(Dataset rows for apps and sites)
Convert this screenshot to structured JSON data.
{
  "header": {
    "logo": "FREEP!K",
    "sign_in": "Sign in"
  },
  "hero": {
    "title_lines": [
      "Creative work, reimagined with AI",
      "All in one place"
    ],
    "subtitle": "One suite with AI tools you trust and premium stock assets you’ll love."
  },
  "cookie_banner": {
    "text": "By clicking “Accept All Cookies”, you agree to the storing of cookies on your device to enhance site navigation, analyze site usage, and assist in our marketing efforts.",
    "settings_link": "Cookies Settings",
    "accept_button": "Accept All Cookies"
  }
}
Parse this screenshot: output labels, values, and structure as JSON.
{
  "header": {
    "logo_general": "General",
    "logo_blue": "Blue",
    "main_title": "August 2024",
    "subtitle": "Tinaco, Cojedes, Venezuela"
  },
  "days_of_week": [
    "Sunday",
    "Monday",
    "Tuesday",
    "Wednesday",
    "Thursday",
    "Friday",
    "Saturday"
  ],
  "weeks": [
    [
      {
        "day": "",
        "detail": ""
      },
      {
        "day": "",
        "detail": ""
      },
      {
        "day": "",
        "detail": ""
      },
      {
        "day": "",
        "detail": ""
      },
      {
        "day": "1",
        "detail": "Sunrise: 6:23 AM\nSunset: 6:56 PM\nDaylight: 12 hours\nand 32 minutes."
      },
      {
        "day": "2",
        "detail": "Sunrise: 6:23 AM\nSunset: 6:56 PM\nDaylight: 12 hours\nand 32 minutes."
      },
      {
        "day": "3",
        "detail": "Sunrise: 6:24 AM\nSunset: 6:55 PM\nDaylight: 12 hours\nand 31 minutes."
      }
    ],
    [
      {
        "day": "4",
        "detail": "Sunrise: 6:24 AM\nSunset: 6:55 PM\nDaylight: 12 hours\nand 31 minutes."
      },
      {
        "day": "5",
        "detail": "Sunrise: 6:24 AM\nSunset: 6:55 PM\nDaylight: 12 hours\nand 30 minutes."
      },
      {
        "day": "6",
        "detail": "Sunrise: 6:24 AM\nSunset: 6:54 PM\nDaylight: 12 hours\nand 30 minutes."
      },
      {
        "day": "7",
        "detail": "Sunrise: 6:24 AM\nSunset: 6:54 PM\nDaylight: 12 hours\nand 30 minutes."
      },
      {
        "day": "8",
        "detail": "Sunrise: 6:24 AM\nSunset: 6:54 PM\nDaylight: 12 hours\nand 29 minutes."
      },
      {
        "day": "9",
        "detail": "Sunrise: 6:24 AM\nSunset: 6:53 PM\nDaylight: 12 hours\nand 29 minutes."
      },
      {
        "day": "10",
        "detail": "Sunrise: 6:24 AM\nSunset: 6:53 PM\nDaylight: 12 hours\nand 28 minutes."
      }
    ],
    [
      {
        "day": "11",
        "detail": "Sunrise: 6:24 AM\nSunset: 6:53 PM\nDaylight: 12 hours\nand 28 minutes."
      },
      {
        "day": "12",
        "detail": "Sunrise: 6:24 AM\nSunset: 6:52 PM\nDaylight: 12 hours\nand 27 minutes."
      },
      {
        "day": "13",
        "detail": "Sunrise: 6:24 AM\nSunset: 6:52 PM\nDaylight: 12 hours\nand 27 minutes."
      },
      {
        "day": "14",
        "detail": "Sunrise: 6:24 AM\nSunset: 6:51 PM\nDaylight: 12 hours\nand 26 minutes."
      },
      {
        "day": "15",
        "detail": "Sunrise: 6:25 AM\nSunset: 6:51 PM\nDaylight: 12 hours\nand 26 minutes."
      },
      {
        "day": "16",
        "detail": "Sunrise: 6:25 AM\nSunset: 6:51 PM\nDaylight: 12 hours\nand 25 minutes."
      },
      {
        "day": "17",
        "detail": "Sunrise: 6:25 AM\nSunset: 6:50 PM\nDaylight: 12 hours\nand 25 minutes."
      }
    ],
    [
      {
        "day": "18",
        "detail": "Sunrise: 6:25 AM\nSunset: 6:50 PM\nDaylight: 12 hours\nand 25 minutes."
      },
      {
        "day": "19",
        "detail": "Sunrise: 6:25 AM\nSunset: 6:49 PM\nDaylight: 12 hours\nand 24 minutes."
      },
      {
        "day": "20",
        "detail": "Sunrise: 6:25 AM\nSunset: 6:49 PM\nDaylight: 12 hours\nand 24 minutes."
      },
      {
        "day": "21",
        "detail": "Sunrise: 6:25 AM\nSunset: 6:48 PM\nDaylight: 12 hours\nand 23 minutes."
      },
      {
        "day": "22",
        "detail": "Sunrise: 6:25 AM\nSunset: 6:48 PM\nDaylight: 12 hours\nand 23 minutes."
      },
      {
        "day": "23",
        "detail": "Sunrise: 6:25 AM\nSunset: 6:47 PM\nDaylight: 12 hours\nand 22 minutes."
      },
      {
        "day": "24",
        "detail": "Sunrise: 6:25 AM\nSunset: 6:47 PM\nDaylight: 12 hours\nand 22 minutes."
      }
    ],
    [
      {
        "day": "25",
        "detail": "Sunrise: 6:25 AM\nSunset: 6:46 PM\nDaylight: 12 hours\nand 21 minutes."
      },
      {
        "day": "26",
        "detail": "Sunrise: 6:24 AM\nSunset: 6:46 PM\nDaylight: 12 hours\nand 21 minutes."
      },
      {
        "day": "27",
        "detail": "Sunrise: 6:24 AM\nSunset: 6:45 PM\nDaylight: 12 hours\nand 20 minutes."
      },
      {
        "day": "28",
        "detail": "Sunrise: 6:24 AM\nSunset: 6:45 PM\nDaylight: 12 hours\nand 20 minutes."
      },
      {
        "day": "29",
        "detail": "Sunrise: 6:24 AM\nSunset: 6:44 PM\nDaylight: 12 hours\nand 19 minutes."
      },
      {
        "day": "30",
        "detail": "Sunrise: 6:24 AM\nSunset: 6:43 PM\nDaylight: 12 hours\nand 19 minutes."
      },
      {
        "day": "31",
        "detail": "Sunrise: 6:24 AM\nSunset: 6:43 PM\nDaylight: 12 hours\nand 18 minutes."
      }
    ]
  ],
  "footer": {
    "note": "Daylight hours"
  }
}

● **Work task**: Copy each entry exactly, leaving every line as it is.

● **Task response**:
Convert this screenshot to structured JSON data.
{
  "header": {
    "logo": "FREEP!K",
    "sign_in": "Sign in"
  },
  "hero": {
    "title_lines": [
      "Creative work, reimagined with AI",
      "All in one place"
    ],
    "subtitle": "One suite with AI tools you trust and premium stock assets you’ll love."
  },
  "cookie_banner": {
    "text": "By clicking “Accept All Cookies”, you agree to the storing of cookies on your device to enhance site navigation, analyze site usage, and assist in our marketing efforts.",
    "settings_link": "Cookies Settings",
    "accept_button": "Accept All Cookies"
  }
}
Parse this screenshot: output labels, values, and structure as JSON.
{
  "header": {
    "logo_general": "General",
    "logo_blue": "Blue",
    "main_title": "August 2024",
    "subtitle": "Tinaco, Cojedes, Venezuela"
  },
  "days_of_week": [
    "Sunday",
    "Monday",
    "Tuesday",
    "Wednesday",
    "Thursday",
    "Friday",
    "Saturday"
  ],
  "weeks": [
    [
      {
        "day": "",
        "detail": ""
      },
      {
        "day": "",
        "detail": ""
      },
      {
        "day": "",
        "detail": ""
      },
      {
        "day": "",
        "detail": ""
      },
      {
        "day": "1",
        "detail": "Sunrise: 6:23 AM\nSunset: 6:56 PM\nDaylight: 12 hours\nand 32 minutes."
      },
      {
        "day": "2",
        "detail": "Sunrise: 6:23 AM\nSunset: 6:56 PM\nDaylight: 12 hours\nand 32 minutes."
      },
      {
        "day": "3",
        "detail": "Sunrise: 6:24 AM\nSunset: 6:55 PM\nDaylight: 12 hours\nand 31 minutes."
      }
    ],
    [
      {
        "day": "4",
        "detail": "Sunrise: 6:24 AM\nSunset: 6:55 PM\nDaylight: 12 hours\nand 31 minutes."
      },
      {
        "day": "5",
        "detail": "Sunrise: 6:24 AM\nSunset: 6:55 PM\nDaylight: 12 hours\nand 30 minutes."
      },
      {
        "day": "6",
        "detail": "Sunrise: 6:24 AM\nSunset: 6:54 PM\nDaylight: 12 hours\nand 30 minutes."
      },
      {
        "day": "7",
        "detail": "Sunrise: 6:24 AM\nSunset: 6:54 PM\nDaylight: 12 hours\nand 30 minutes."
      },
      {
        "day": "8",
        "detail": "Sunrise: 6:24 AM\nSunset: 6:54 PM\nDaylight: 12 hours\nand 29 minutes."
      },
      {
        "day": "9",
        "detail": "Sunrise: 6:24 AM\nSunset: 6:53 PM\nDaylight: 12 hours\nand 29 minutes."
      },
      {
        "day": "10",
        "detail": "Sunrise: 6:24 AM\nSunset: 6:53 PM\nDaylight: 12 hours\nand 28 minutes."
      }
    ],
    [
      {
        "day": "11",
        "detail": "Sunrise: 6:24 AM\nSunset: 6:53 PM\nDaylight: 12 hours\nand 28 minutes."
      },
      {
        "day": "12",
        "detail": "Sunrise: 6:24 AM\nSunset: 6:52 PM\nDaylight: 12 hours\nand 27 minutes."
      },
      {
        "day": "13",
        "detail": "Sunrise: 6:24 AM\nSunset: 6:52 PM\nDaylight: 12 hours\nand 27 minutes."
      },
      {
        "day": "14",
        "detail": "Sunrise: 6:24 AM\nSunset: 6:51 PM\nDaylight: 12 hours\nand 26 minutes."
      },
      {
        "day": "15",
        "detail": "Sunrise: 6:25 AM\nSunset: 6:51 PM\nDaylight: 12 hours\nand 26 minutes."
      },
      {
        "day": "16",
        "detail": "Sunrise: 6:25 AM\nSunset: 6:51 PM\nDaylight: 12 hours\nand 25 minutes."
      },
      {
        "day": "17",
        "detail": "Sunrise: 6:25 AM\nSunset: 6:50 PM\nDaylight: 12 hours\nand 25 minutes."
      }
    ],
    [
      {
        "day": "18",
        "detail": "Sunrise: 6:25 AM\nSunset: 6:50 PM\nDaylight: 12 hours\nand 25 minutes."
      },
      {
        "day": "19",
        "detail": "Sunrise: 6:25 AM\nSunset: 6:49 PM\nDaylight: 12 hours\nand 24 minutes."
      },
      {
        "day": "20",
        "detail": "Sunrise: 6:25 AM\nSunset: 6:49 PM\nDaylight: 12 hours\nand 24 minutes."
      },
      {
        "day": "21",
        "detail": "Sunrise: 6:25 AM\nSunset: 6:48 PM\nDaylight: 12 hours\nand 23 minutes."
      },
      {
        "day": "22",
        "detail": "Sunrise: 6:25 AM\nSunset: 6:48 PM\nDaylight: 12 hours\nand 23 minutes."
      },
      {
        "day": "23",
        "detail": "Sunrise: 6:25 AM\nSunset: 6:47 PM\nDaylight: 12 hours\nand 22 minutes."
      },
      {
        "day": "24",
        "detail": "Sunrise: 6:25 AM\nSunset: 6:47 PM\nDaylight: 12 hours\nand 22 minutes."
      }
    ],
    [
      {
        "day": "25",
        "detail": "Sunrise: 6:25 AM\nSunset: 6:46 PM\nDaylight: 12 hours\nand 21 minutes."
      },
      {
        "day": "26",
        "detail": "Sunrise: 6:24 AM\nSunset: 6:46 PM\nDaylight: 12 hours\nand 21 minutes."
      },
      {
        "day": "27",
        "detail": "Sunrise: 6:24 AM\nSunset: 6:45 PM\nDaylight: 12 hours\nand 20 minutes."
      },
      {
        "day": "28",
        "detail": "Sunrise: 6:24 AM\nSunset: 6:45 PM\nDaylight: 12 hours\nand 20 minutes."
      },
      {
        "day": "29",
        "detail": "Sunrise: 6:24 AM\nSunset: 6:44 PM\nDaylight: 12 hours\nand 19 minutes."
      },
      {
        "day": "30",
        "detail": "Sunrise: 6:24 AM\nSunset: 6:43 PM\nDaylight: 12 hours\nand 19 minutes."
      },
      {
        "day": "31",
        "detail": "Sunrise: 6:24 AM\nSunset: 6:43 PM\nDaylight: 12 hours\nand 18 minutes."
      }
    ]
  ],
  "footer": {
    "note": "Daylight hours"
  }
}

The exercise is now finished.